# [Aim of the task]
Each line holding the string "your" is to be copied from the data.

Start of Block

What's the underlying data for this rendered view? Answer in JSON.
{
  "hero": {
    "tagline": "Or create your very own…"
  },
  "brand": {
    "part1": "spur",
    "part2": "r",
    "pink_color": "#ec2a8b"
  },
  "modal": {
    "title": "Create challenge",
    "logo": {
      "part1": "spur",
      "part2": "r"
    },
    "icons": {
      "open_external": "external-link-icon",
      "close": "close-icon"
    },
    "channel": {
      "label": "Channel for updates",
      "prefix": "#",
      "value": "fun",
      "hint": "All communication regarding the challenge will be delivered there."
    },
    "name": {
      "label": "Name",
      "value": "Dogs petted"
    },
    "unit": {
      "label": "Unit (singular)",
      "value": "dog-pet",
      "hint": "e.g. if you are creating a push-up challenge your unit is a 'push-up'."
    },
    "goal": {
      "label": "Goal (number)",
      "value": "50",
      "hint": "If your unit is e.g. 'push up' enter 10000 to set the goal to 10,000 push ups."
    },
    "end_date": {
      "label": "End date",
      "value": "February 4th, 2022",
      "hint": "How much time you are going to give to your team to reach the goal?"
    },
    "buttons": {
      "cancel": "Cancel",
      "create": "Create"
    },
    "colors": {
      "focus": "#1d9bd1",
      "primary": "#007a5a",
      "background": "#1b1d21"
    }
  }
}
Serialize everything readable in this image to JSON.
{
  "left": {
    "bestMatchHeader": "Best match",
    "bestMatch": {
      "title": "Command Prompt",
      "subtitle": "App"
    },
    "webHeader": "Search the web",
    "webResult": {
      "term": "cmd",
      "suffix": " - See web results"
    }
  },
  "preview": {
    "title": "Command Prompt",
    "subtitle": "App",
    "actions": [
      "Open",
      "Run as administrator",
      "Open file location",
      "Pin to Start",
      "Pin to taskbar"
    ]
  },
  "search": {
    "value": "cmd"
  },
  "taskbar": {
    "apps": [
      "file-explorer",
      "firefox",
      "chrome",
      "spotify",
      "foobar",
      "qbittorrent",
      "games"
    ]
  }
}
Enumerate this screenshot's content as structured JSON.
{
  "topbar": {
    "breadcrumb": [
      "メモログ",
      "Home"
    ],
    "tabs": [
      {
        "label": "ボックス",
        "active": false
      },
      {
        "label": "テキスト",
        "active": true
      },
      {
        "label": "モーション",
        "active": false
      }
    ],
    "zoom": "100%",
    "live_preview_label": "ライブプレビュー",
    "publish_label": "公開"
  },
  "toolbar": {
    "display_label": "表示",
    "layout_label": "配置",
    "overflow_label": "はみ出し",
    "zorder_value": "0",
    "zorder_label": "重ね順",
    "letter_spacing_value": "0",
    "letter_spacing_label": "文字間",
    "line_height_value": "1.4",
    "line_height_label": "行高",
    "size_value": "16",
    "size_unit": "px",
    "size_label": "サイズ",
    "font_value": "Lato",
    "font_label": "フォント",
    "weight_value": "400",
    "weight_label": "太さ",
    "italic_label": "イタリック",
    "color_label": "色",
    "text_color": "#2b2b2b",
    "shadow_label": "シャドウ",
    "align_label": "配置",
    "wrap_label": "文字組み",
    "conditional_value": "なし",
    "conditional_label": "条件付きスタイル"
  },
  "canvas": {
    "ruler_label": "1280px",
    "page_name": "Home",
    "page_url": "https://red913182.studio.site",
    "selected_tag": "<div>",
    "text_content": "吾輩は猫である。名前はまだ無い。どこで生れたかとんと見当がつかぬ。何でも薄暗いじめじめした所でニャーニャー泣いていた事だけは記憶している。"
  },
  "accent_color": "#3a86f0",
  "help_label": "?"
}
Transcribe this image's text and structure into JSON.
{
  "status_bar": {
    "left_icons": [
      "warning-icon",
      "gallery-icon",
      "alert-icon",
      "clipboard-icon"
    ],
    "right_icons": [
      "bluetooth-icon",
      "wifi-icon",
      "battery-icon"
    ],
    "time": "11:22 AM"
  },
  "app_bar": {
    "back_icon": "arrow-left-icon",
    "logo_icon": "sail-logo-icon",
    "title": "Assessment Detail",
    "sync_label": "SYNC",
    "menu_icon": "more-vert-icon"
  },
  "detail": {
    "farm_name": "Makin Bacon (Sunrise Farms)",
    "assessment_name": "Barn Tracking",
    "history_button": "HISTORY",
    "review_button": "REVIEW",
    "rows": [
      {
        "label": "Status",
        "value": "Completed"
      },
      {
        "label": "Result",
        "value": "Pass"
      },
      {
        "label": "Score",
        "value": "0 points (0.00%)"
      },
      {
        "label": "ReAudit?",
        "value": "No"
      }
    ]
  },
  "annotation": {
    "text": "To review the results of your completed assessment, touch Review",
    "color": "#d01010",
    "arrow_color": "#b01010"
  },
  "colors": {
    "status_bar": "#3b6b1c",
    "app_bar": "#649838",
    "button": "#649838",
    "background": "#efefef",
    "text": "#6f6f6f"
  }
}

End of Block

# [Solved problem]
    "tagline": "Or create your very own…"
      "hint": "e.g. if you are creating a push-up challenge your unit is a 'push-up'."
      "hint": "If your unit is e.g. 'push up' enter 10000 to set the goal to 10,000 push ups."
      "hint": "How much time you are going to give to your team to reach the goal?"
    "text": "To review the results of your completed assessment, touch Review",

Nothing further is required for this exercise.